| Task description |
Every line of the records that holds the word "object" should be copied out.

Records drawn from a dataset
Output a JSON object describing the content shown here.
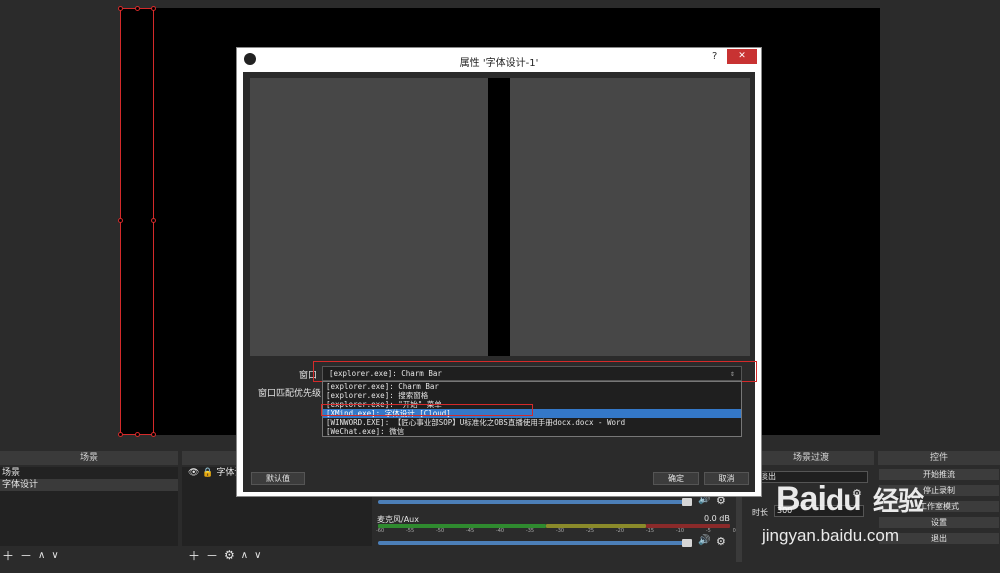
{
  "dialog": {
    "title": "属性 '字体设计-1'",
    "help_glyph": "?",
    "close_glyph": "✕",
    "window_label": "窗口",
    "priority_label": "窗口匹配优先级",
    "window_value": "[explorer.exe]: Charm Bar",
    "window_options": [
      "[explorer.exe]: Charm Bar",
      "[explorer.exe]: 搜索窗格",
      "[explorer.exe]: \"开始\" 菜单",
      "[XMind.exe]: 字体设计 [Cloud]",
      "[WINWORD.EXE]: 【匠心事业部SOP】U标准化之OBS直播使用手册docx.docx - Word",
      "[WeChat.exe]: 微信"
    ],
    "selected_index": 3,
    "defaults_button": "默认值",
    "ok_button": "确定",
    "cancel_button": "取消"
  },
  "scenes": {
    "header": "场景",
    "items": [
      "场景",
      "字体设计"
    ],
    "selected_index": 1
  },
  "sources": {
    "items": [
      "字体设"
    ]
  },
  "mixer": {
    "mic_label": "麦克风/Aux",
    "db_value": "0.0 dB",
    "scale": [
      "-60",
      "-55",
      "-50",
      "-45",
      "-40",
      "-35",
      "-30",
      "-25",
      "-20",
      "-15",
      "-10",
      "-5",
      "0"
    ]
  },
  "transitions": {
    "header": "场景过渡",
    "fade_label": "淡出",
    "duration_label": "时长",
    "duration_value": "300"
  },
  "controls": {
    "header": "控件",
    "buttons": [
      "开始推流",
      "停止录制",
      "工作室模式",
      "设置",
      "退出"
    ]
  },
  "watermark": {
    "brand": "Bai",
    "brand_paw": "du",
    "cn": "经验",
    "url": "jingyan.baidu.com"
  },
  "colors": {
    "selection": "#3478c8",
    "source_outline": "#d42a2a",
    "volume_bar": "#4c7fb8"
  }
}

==

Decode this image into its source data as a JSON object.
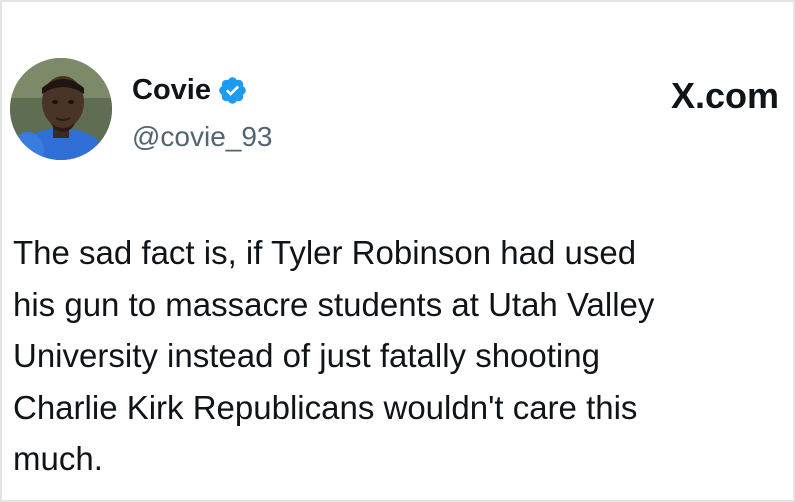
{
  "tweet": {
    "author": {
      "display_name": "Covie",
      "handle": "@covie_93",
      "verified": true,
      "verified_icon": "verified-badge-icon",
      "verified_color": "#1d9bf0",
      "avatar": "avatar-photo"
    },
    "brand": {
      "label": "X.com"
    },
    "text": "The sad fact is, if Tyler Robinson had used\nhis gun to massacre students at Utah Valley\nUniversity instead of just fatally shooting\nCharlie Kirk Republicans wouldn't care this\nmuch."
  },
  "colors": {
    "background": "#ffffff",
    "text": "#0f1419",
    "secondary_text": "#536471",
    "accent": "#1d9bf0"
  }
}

| Written response |
Output a JSON object describing the content shown here.
Decode this image into its source data as a JSON object.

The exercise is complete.